Apoptotic neurons induce proliferative responses of progenitor cells in the postnatal neocortex

Volodymyr Petrenko, Jevgenia Mihhailova, Patrick Salmon, Jozsef Z. Kiss

Research output: Contribution to journalArticle

5 Citations (Scopus)

Abstract

Apoptotic cell death is the leading cause of neuronal loss after neonatal brain injury. Little is known about the intrinsic capacity of the immature cerebral cortex for replacing dead cells. Here we test the hypothesis that neuronal apoptosis is able to trigger compensatory proliferation in surrounding cells. In order to establish a "pure" apoptotic cell death model and to avoid the confounding effects of broken blood-brain barrier and inflammatory reactions, we used a diphtheria toxin (DT) and diphtheria toxin receptor (DTR) system to induce ablation of layer IV neurons in the rodent somatosensory cortex during the early postnatal period. We found that DT-triggered apoptosis is a slowly progressing event lasting about for 7. days. While dying cells expressed the morphological features of apoptosis, we could not detect immunoreactivity for activated caspase-3 in these cells. Microglia activation and proliferation represented the earliest cellular responses to apoptotic cell death.

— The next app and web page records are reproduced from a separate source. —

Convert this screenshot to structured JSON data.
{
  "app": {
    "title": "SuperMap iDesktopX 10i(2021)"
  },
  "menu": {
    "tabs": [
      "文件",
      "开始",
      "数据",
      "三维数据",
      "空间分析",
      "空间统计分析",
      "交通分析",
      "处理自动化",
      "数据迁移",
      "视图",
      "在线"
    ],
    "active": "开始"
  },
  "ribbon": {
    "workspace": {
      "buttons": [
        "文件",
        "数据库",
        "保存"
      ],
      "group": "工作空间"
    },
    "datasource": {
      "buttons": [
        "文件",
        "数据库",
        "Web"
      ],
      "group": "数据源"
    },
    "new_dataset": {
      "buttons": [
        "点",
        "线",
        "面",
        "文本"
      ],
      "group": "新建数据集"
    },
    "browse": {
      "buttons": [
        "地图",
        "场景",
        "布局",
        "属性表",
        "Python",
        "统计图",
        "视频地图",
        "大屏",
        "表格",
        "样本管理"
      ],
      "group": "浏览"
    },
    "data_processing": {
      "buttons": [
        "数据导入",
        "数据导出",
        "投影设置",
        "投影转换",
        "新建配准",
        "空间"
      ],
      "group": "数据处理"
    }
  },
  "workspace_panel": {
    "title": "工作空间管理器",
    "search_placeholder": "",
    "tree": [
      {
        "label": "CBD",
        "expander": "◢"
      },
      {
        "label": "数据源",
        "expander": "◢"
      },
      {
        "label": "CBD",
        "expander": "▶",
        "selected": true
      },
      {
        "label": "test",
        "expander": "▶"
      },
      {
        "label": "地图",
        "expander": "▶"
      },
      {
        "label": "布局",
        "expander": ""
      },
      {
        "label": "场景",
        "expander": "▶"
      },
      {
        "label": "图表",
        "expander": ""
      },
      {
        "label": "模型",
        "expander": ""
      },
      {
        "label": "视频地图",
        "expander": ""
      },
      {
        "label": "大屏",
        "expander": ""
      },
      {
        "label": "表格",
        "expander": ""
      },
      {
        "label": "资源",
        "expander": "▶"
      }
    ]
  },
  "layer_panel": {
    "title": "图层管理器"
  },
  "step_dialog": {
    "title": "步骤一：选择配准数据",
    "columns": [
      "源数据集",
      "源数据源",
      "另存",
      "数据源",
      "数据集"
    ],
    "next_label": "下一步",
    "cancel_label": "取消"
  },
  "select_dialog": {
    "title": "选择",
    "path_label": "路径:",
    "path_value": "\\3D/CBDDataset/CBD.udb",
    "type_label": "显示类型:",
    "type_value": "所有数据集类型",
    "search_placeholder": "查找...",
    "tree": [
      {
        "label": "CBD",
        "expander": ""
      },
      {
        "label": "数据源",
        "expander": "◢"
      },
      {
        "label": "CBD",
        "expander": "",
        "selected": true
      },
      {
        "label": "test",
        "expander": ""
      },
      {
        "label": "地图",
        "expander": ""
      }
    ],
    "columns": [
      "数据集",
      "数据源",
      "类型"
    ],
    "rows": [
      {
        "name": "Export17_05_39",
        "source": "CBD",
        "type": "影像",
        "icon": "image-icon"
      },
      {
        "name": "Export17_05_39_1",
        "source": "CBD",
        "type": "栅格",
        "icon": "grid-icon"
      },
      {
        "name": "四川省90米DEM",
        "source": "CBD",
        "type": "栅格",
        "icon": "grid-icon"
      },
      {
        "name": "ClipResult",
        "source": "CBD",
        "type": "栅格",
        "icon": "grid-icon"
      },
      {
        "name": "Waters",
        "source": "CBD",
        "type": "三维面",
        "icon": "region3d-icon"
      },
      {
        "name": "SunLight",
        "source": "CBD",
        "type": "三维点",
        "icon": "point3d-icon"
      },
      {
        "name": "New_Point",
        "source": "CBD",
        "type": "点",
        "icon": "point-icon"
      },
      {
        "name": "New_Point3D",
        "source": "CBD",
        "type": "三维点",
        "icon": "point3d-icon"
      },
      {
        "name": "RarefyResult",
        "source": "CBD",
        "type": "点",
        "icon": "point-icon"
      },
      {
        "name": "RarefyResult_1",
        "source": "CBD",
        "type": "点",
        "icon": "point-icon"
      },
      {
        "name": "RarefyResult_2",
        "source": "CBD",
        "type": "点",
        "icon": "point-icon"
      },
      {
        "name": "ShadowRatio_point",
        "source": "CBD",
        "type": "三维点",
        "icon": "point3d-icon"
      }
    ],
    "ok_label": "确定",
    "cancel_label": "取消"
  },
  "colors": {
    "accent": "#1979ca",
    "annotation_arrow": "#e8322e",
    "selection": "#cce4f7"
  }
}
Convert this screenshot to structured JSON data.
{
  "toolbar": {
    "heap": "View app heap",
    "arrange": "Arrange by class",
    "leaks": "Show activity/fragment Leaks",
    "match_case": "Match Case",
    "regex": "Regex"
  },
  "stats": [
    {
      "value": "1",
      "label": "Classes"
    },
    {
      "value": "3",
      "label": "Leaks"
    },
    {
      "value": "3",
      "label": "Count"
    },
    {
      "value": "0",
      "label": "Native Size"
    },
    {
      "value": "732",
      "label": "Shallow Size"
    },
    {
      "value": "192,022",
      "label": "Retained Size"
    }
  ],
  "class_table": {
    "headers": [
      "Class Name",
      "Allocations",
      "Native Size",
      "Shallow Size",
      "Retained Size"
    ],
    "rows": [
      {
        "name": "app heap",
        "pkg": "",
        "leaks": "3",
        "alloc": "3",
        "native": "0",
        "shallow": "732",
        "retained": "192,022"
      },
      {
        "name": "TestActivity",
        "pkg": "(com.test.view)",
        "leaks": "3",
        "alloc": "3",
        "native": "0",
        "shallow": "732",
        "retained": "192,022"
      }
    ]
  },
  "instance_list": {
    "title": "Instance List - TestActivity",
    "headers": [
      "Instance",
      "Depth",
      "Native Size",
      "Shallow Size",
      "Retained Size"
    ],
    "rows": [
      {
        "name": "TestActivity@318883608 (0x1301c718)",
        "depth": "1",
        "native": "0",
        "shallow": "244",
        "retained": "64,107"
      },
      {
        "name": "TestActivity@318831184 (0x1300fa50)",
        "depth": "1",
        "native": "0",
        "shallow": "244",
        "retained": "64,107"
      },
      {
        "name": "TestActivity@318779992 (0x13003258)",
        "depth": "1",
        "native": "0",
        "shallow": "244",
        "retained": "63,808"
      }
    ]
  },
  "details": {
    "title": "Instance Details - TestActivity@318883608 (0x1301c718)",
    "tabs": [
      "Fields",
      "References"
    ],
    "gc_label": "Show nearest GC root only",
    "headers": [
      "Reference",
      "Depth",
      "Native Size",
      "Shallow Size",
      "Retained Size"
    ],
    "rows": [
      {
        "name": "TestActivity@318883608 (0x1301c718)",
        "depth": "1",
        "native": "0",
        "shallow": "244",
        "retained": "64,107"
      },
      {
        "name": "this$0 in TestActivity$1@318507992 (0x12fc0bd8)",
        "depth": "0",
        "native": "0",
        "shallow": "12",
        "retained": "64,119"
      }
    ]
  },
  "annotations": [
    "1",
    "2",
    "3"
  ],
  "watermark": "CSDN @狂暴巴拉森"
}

In addition, we found that induced apoptosis triggered a massive proliferation of undifferentiated progenitor cell pool including Sox2 as well as NG2 cells. The default differentiation pattern of proliferating progenitors appears to be the glial phenotype; we could not find evidence for newly generated neurons in response to apoptotic neuronal death. These results suggest that mitotically active progenitor populations are intrinsically capable to contribute to the repair process of injured cortical tissue and may represent a potential target for neuronal replacement strategies.

Original languageEnglish
Pages (from-to)126-137
Number of pages12
JournalExperimental Neurology
Volume273
DOIs
Publication statusPublished - Nov 1 2015

    Fingerprint

Keywords

  • Apoptosis
  • Developing brain
  • Diphtheria toxin
  • Neural progenitors
  • Neurogenesis

ASJC Scopus subject areas

  • Neurology
  • Developmental Neuroscience

Cite this